He has published more than 60 peer-reviewed academic articles, and has written columns and reviews for the New York TimesWall Street JournalFinancial Times, New York Review of Books, and Washington Post. He has served as Co-Editor of the Journal of Development Economics and as Director of the blog Aid Watch. He is a Research Associate of NBER, and senior fellow at the Bureau for Research and Economic Analysis of Development (BREAD). Foreign Policy Magazine named him among the Top 100 Global Public Intellectuals in 2008 and 2009, and Thomson Reuters listed him as one of Highly Cited Researchers of 2014. He is also the 11th most famous native of Bowling Green, Ohio.


Essay: Friedrich Hayek: “The Use of Knowledge in Society”

Related: Podcast with Obianuju Ekeocha on Ideological Colonialism and Resisting the Cultural Annexation of Africa

Uganda Farmer Story in New York Times

Poverty, Inc. Film

Recommended Reading

Tyranny of Experts William Easterly

The White Man's Burden: Why the West's Efforts to Aid the Rest Have Done So Much Ill and So Little GoodBuy on Amazon, William Easterly

The Elusive Quest for Growth: Economists' Adventures and Misadventures in the Tropics, Easterly, William R.

Target Africa: Ideological Neocolonialism in the Twenty-First Century

by Obianuju Ekeocha

Seeing Like a State, James C. Scott

Peter Bauer, Equality, The Third World, and Economic Delusion

Angus Deaton The Great Escape: Health, Wealth, and the Origins of Inequality

The Moral Imagination -  Michael Matheson Miller
The Moral Imagination
Welcome to the Moral Imagination Podcast.
The overarching theme of my podcast is what it means to be a human person and what makes for a meaningful and good life.
We will discuss philosophy of the human person, culture, religion, social philosophy, and many other related topics, like education, learning, economics, food, technology, artificial intelligence, and intellectual history.
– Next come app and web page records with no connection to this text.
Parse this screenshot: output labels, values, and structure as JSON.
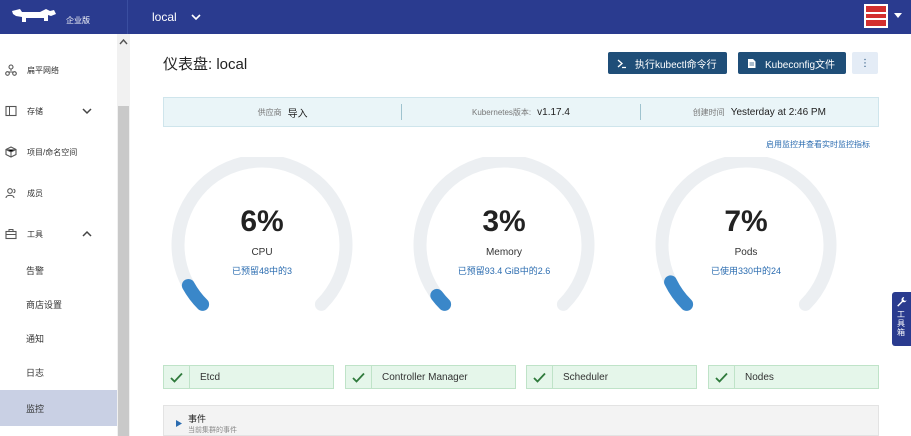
{
  "header": {
    "logo_text": "企业版",
    "cluster": "local"
  },
  "sidebar": {
    "items": [
      {
        "label": "扁平网络",
        "icon": "network-icon"
      },
      {
        "label": "存储",
        "icon": "storage-icon"
      },
      {
        "label": "项目/命名空间",
        "icon": "project-icon"
      },
      {
        "label": "成员",
        "icon": "members-icon"
      },
      {
        "label": "工具",
        "icon": "tools-icon"
      }
    ],
    "sub_items": [
      "告警",
      "商店设置",
      "通知",
      "日志",
      "监控"
    ],
    "active": "监控"
  },
  "main": {
    "title": "仪表盘: local",
    "kubectl_button": "执行kubectl命令行",
    "kubeconfig_button": "Kubeconfig文件",
    "more_button": "⋮",
    "info": {
      "provider_label": "供应商",
      "provider_value": "导入",
      "k8s_label": "Kubernetes版本:",
      "k8s_value": "v1.17.4",
      "created_label": "创建时间",
      "created_value": "Yesterday at 2:46 PM"
    },
    "monitor_link": "启用监控并查看实时监控指标",
    "gauges": [
      {
        "percent_label": "6%",
        "percent": 0.06,
        "name": "CPU",
        "detail": "已预留48中的3"
      },
      {
        "percent_label": "3%",
        "percent": 0.03,
        "name": "Memory",
        "detail": "已预留93.4 GiB中的2.6"
      },
      {
        "percent_label": "7%",
        "percent": 0.07,
        "name": "Pods",
        "detail": "已使用330中的24"
      }
    ],
    "components": [
      "Etcd",
      "Controller Manager",
      "Scheduler",
      "Nodes"
    ],
    "events_title": "事件",
    "events_subtitle": "当前集群的事件"
  },
  "tool_tab": "工具箱",
  "colors": {
    "brand": "#2a3b8f",
    "primary_button": "#1f4e78",
    "gauge_fill": "#3a87c9",
    "gauge_track": "#eceff2",
    "ok_bg": "#e5f6ea",
    "ok_check": "#2f7a3c"
  }
}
My goal is to interact with ideas and people whose work I find challenging, and intellectually and socially important.